Spousal support is generally not something the court will award for a lifetime except in rare cases. It is a maintenance payment to help one spouse financially after a divorce when the other spouse is in a better financial situation.
Because of the intention of this type of support, orders may have an end date. There are also a couple of other ways your support payments could end.
The California Courts explain your court order will usually determine when spousal support ends. The court will often base the length of time for the order on the length of time of your marriage.
The general rule is spousal support orders will last for half the time of your marriage. For example, if your marriage lasted 10 years, then your support order could last up to five years.
However, it is important to note the court has a lot of leeways when it comes to spousal support. The judge in your case may feel there are certain circumstances that supersede the general rule. He or she could then order support for a longer or shorter time than half the time of your marriage.
In addition, marriages lasting over 10 years do not follow the general rule. In those cases, the court can order payments with no end date. In those situations, there may be other ways payments will end.
A common reason for ending spousal support is your former spouse getting into another legal relationship. The state considers this a marriage or domestic partnership.
The other way spousal support will end is if you or your former spouse die.
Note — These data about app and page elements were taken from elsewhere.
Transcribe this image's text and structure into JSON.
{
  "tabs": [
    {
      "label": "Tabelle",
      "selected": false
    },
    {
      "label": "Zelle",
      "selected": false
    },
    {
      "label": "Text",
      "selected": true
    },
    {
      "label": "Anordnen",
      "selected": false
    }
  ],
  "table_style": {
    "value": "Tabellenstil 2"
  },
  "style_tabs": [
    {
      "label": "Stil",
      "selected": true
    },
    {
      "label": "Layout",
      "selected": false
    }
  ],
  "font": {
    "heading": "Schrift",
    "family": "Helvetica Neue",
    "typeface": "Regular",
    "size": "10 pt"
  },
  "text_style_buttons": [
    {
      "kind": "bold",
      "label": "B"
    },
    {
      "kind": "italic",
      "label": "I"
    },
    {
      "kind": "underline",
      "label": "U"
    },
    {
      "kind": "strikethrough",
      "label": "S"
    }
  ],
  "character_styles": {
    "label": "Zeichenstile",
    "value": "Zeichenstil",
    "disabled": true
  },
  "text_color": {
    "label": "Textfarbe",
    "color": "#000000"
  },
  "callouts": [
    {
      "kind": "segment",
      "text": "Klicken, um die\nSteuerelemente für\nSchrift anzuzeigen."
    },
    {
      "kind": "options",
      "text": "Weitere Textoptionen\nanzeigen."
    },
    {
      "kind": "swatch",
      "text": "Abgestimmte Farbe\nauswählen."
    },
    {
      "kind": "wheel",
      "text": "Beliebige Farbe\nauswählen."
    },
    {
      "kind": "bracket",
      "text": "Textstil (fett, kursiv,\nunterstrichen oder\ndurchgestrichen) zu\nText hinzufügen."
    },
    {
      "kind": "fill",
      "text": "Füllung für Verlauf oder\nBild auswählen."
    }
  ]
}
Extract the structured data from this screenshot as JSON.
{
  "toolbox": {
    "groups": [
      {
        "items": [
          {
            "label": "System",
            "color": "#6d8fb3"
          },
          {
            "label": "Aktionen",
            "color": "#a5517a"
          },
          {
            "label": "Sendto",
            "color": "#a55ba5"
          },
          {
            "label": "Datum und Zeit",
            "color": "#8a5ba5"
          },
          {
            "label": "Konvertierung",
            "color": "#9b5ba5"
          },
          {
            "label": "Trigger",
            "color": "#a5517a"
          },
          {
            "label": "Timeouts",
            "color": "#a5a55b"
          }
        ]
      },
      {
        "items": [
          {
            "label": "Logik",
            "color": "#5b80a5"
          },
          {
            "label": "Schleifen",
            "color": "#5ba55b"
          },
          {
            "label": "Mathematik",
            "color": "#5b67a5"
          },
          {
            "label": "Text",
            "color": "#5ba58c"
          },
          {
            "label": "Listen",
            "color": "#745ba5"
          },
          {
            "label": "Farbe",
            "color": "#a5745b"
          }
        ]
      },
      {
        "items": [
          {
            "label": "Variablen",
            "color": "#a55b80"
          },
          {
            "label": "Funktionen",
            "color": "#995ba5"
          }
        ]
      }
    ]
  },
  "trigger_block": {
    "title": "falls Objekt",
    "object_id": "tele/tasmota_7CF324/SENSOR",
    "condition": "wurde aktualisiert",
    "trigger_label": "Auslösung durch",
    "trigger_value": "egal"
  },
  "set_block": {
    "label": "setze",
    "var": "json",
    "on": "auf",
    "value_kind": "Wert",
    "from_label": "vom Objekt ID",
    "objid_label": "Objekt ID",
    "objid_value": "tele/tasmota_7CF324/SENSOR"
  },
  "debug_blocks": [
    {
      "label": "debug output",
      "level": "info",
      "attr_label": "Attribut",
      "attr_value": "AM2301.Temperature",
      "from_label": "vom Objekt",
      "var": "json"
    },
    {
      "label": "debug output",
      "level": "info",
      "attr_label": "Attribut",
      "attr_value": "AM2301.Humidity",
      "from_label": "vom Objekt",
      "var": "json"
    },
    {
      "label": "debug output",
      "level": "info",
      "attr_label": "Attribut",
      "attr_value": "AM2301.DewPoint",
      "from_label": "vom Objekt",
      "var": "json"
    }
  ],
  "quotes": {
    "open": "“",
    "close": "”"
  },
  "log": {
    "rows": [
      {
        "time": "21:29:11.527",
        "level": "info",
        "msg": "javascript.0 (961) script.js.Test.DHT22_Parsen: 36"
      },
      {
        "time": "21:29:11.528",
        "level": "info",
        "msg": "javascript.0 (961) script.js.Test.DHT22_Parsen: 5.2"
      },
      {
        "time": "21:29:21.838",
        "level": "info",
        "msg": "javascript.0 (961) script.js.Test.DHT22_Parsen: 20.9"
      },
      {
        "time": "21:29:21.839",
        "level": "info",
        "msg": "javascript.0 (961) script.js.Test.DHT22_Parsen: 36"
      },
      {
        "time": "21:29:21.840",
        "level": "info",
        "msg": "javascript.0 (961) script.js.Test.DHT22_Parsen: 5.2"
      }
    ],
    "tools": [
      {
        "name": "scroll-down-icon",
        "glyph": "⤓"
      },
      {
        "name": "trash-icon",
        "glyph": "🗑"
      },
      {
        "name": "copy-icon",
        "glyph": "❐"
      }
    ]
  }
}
In most cases, spousal support will have an end date, but you may also need to go to court to request an end if you have certain situations.